Can you pull out each line of the data below that includes the word "label"?

=== Data in this exercise ===

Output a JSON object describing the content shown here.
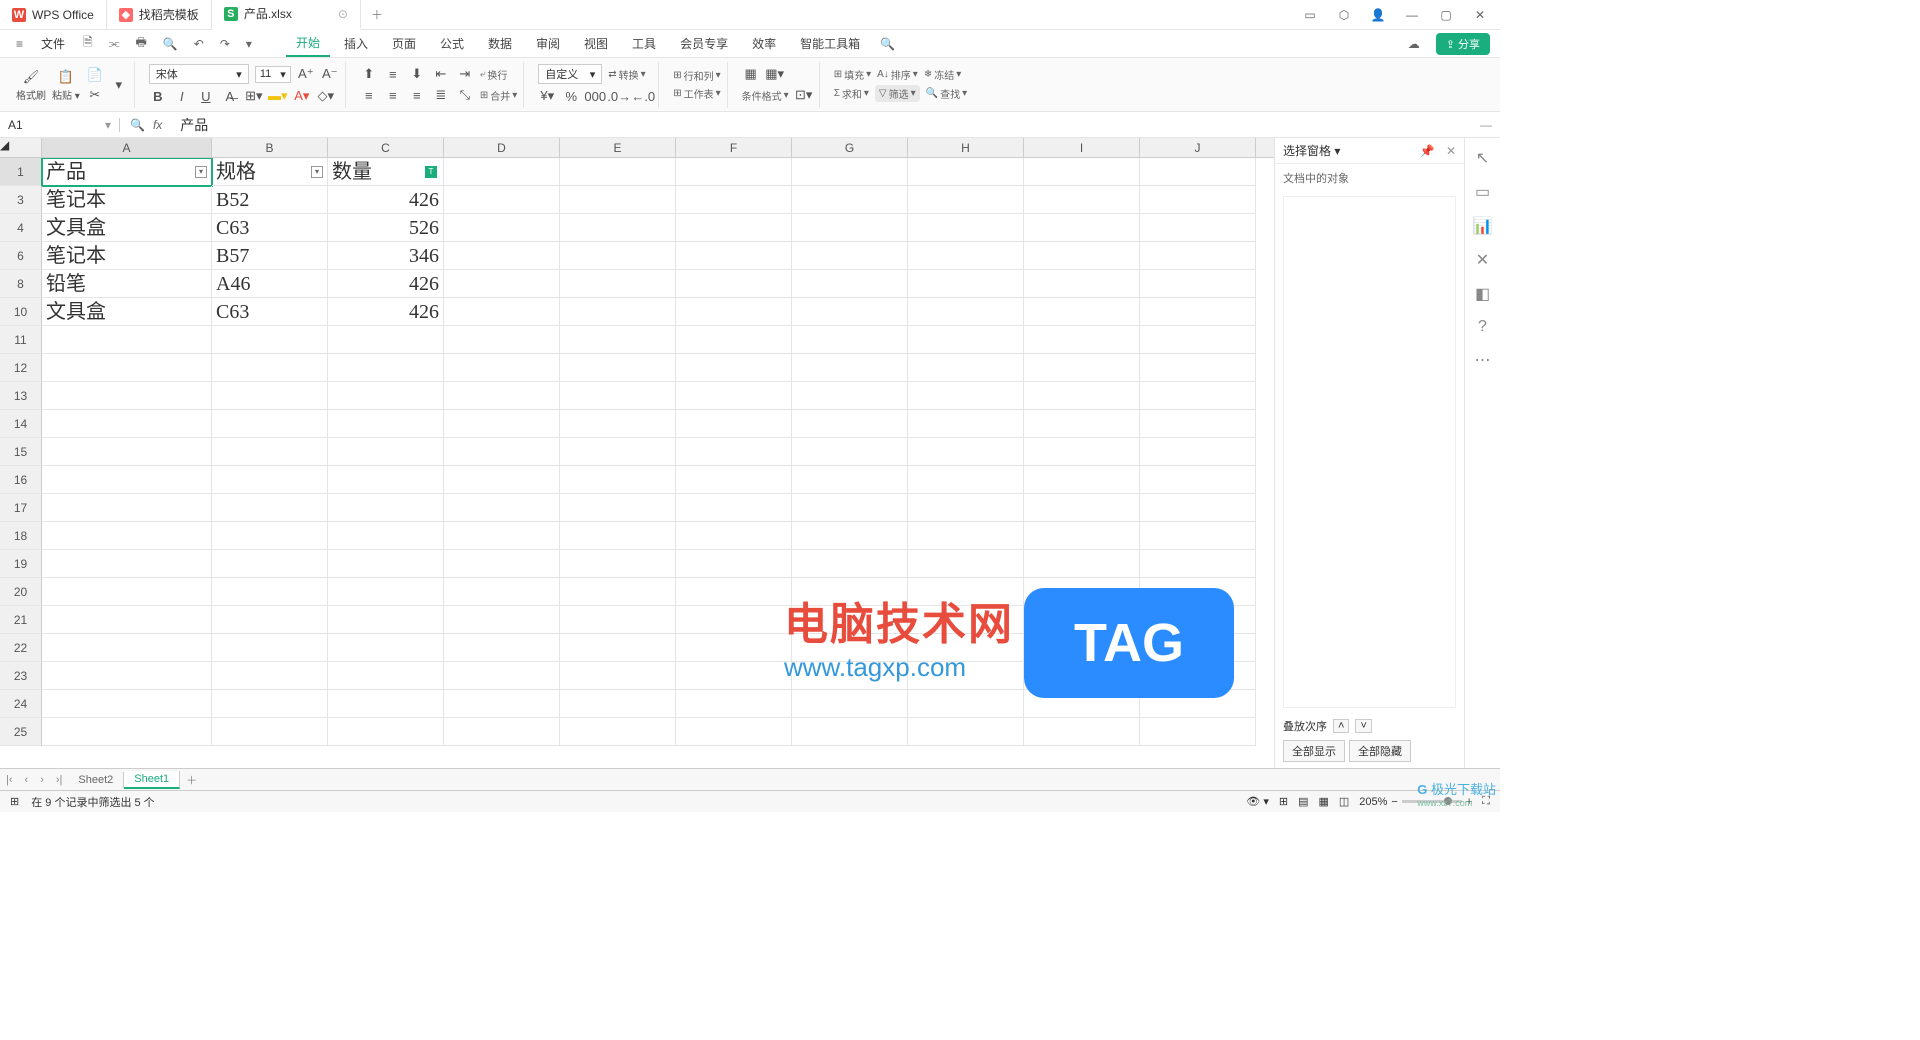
{
  "tabs": [
    {
      "icon": "W",
      "label": "WPS Office"
    },
    {
      "icon": "D",
      "label": "找稻壳模板"
    },
    {
      "icon": "S",
      "label": "产品.xlsx"
    }
  ],
  "menu": {
    "file": "文件",
    "items": [
      "开始",
      "插入",
      "页面",
      "公式",
      "数据",
      "审阅",
      "视图",
      "工具",
      "会员专享",
      "效率",
      "智能工具箱"
    ],
    "active": "开始",
    "share": "⇪ 分享"
  },
  "ribbon": {
    "format_brush": "格式刷",
    "paste": "粘贴",
    "font_name": "宋体",
    "font_size": "11",
    "wrap": "换行",
    "merge": "合并",
    "custom": "自定义",
    "transpose": "转换",
    "rowcol": "行和列",
    "worksheet": "工作表",
    "cond_format": "条件格式",
    "fill": "填充",
    "sort": "排序",
    "freeze": "冻结",
    "sum": "求和",
    "filter": "筛选",
    "find": "查找"
  },
  "formula": {
    "cell_ref": "A1",
    "value": "产品"
  },
  "columns": [
    "A",
    "B",
    "C",
    "D",
    "E",
    "F",
    "G",
    "H",
    "I",
    "J"
  ],
  "row_numbers": [
    1,
    3,
    4,
    6,
    8,
    10,
    11,
    12,
    13,
    14,
    15,
    16,
    17,
    18,
    19,
    20,
    21,
    22,
    23,
    24,
    25
  ],
  "headers": {
    "A": "产品",
    "B": "规格",
    "C": "数量"
  },
  "data_rows": [
    {
      "A": "笔记本",
      "B": "B52",
      "C": "426"
    },
    {
      "A": "文具盒",
      "B": "C63",
      "C": "526"
    },
    {
      "A": "笔记本",
      "B": "B57",
      "C": "346"
    },
    {
      "A": "铅笔",
      "B": "A46",
      "C": "426"
    },
    {
      "A": "文具盒",
      "B": "C63",
      "C": "426"
    }
  ],
  "panel": {
    "title": "选择窗格",
    "subtitle": "文档中的对象",
    "stack": "叠放次序",
    "show_all": "全部显示",
    "hide_all": "全部隐藏"
  },
  "sheets": {
    "list": [
      "Sheet2",
      "Sheet1"
    ],
    "active": "Sheet1"
  },
  "status": {
    "text": "在 9 个记录中筛选出 5 个",
    "zoom": "205%"
  },
  "watermark": {
    "text": "电脑技术网",
    "url": "www.tagxp.com",
    "tag": "TAG",
    "jiguang": "极光下载站",
    "jiguang_sub": "www.xz7.com"
  }
}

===

Written response:
      "label": "WPS Office"
      "label": "找稻壳模板"
      "label": "产品.xlsx"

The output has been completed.